We arrived in the city of Sur in the Gulf of Oman. Once famous for dhow-building, Sur’s boatyards are still functioning and open to visitors (🎟️1 OMR). By the sixth century, Sur had become an essential center for trade with East Africa. Later, its reach expanded all across the Arabian Sea. Boats, naturally, were a vital part of life in Sur, and a thriving ship-building industry developed in the port city. Sur became famous as a center for constructing dhows, the generic name given to a range of traditional Arabian sailing vessels, typically fitted with one or two masts and lateen rigging. It is one of the most historic boat-building centers in the Gulf region, where artisans use centuries-old techniques to build traditional Arabian ships.

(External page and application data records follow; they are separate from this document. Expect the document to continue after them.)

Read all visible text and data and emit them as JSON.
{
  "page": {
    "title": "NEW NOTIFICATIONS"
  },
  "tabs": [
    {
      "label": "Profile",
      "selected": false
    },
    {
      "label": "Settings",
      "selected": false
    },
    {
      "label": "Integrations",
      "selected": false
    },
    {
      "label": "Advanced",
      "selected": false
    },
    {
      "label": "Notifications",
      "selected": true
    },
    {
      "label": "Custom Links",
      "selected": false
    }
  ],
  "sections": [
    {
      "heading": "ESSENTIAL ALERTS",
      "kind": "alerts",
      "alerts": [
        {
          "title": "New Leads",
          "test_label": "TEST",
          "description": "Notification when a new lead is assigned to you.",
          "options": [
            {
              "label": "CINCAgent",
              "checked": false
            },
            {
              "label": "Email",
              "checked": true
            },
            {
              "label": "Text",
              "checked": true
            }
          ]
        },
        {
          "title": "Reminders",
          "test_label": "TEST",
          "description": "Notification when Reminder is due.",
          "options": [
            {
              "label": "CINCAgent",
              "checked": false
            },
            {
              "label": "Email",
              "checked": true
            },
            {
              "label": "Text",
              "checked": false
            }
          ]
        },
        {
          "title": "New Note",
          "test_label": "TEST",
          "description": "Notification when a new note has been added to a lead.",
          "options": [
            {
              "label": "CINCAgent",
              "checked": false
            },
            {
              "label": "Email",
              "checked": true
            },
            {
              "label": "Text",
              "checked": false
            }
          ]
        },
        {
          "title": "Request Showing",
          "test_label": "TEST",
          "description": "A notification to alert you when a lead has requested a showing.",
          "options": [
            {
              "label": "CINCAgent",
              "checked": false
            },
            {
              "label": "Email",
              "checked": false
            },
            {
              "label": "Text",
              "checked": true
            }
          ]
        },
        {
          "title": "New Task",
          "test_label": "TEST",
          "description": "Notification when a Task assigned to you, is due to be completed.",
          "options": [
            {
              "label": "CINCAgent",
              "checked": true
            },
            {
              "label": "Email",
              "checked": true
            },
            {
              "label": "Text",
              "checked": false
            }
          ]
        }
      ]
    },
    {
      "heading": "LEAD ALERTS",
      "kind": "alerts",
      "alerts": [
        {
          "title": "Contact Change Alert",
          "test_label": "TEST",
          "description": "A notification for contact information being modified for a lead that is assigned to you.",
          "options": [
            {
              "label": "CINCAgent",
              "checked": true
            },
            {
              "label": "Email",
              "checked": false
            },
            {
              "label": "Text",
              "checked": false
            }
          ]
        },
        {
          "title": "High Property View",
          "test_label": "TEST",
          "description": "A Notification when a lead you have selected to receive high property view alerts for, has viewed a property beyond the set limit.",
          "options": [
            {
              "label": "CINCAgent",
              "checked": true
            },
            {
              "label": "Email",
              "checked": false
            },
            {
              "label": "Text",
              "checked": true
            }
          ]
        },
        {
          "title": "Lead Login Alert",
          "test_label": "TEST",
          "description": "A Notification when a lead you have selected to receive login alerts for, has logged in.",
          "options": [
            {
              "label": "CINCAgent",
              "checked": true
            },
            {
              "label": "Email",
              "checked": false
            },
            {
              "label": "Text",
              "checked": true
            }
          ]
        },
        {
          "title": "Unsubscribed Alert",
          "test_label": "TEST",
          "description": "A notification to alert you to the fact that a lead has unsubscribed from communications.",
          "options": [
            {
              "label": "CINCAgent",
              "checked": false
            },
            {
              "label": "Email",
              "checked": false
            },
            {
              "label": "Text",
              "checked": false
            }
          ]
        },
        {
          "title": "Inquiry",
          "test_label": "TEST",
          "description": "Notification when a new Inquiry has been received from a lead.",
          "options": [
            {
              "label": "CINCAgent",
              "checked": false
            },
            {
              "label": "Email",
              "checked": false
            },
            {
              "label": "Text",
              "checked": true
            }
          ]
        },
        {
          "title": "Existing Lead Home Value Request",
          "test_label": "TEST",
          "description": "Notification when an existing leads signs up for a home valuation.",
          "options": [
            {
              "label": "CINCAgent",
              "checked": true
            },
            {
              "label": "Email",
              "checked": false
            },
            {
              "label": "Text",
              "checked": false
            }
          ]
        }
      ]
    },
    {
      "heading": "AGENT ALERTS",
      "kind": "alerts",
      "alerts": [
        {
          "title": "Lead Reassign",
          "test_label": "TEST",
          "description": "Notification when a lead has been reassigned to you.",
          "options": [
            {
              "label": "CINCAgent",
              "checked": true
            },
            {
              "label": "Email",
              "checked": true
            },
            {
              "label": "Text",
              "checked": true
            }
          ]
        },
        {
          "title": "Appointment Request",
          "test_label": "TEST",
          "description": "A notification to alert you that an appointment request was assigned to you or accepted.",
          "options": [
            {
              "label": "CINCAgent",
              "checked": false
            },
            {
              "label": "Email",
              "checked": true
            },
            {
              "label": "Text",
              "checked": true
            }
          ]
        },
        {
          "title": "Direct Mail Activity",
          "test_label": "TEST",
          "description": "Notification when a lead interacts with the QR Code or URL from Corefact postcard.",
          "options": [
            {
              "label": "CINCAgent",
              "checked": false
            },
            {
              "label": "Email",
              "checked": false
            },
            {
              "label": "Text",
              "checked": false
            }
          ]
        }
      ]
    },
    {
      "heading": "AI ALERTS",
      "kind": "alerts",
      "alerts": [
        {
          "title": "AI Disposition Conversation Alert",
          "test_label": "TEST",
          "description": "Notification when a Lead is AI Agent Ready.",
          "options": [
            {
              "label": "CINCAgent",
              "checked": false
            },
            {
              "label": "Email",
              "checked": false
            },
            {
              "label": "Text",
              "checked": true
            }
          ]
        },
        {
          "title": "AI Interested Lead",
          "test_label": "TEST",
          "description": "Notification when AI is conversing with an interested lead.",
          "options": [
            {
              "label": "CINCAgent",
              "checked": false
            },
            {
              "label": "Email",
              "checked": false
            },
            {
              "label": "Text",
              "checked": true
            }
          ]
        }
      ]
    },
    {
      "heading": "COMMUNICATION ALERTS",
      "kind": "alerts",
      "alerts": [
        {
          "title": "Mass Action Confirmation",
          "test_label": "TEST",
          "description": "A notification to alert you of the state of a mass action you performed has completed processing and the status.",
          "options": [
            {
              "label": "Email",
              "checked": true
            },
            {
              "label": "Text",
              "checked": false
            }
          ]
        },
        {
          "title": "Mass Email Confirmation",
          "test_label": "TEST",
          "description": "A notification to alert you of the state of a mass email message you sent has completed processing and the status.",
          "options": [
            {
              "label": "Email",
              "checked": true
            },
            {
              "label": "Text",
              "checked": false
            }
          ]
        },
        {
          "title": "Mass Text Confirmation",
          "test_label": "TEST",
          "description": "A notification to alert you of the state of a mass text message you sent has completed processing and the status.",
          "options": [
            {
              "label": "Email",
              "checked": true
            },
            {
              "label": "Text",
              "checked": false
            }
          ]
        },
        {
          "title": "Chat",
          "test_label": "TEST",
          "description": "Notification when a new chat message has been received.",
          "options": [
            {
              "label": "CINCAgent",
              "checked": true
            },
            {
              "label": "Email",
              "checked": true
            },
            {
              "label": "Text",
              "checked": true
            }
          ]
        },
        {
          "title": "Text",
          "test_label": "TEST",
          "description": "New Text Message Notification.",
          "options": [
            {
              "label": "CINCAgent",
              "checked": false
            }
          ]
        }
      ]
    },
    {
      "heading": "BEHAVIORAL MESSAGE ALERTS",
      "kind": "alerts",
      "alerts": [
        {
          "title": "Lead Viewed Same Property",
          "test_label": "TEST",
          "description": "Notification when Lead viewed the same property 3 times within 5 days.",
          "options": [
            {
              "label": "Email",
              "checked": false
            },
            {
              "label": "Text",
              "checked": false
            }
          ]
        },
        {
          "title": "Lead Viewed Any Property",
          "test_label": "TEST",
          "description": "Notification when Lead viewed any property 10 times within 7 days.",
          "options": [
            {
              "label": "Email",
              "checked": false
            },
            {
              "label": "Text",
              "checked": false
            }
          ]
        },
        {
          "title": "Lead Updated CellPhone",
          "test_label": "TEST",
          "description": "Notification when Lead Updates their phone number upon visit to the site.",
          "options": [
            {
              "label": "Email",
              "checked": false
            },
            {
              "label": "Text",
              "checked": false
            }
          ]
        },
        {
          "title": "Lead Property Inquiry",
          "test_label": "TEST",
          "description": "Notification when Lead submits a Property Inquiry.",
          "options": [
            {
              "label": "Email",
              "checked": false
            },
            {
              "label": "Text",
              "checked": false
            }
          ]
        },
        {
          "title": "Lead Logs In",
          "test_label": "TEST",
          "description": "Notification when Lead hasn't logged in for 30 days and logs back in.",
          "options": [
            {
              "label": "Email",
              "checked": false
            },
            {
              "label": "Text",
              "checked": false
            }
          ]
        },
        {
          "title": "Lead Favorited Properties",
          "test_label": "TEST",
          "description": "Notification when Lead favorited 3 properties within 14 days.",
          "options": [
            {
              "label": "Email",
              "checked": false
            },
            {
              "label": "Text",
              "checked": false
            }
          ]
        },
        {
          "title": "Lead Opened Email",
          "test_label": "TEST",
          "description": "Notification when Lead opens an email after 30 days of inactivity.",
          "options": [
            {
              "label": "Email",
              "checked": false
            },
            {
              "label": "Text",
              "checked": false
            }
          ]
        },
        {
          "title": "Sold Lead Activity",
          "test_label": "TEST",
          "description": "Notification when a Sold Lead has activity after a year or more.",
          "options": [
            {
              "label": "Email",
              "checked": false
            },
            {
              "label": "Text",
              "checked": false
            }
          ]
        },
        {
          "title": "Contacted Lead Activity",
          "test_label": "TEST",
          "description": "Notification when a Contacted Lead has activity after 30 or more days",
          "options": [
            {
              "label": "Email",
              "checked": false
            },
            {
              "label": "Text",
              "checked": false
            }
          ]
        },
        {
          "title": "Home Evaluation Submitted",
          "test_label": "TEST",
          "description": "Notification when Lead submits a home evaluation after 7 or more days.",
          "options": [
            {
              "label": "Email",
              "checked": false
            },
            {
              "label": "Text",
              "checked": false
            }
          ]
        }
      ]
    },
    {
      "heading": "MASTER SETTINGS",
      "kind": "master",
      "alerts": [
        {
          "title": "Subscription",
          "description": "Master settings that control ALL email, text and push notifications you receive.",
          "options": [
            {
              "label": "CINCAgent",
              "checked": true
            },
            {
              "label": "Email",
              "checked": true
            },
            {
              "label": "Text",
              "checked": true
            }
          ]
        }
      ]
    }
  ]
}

The factory produces only two or three large dhows at any given time. They are made from Burma teak and gaff, a local desert tree, and are built to order. And while modern methods are now used in construction, many traditional techniques remain. It’s not unusual to see a builder using a bow drill instead of an electric drill and workers moving planks by rolling them over logs. Blueprints and schematics are also rare, if used at all, as all the knowledge for building these vessels is contained within the heads of the local- shipbuilders.

Parking location – Sur: 22.561655N 59.536234E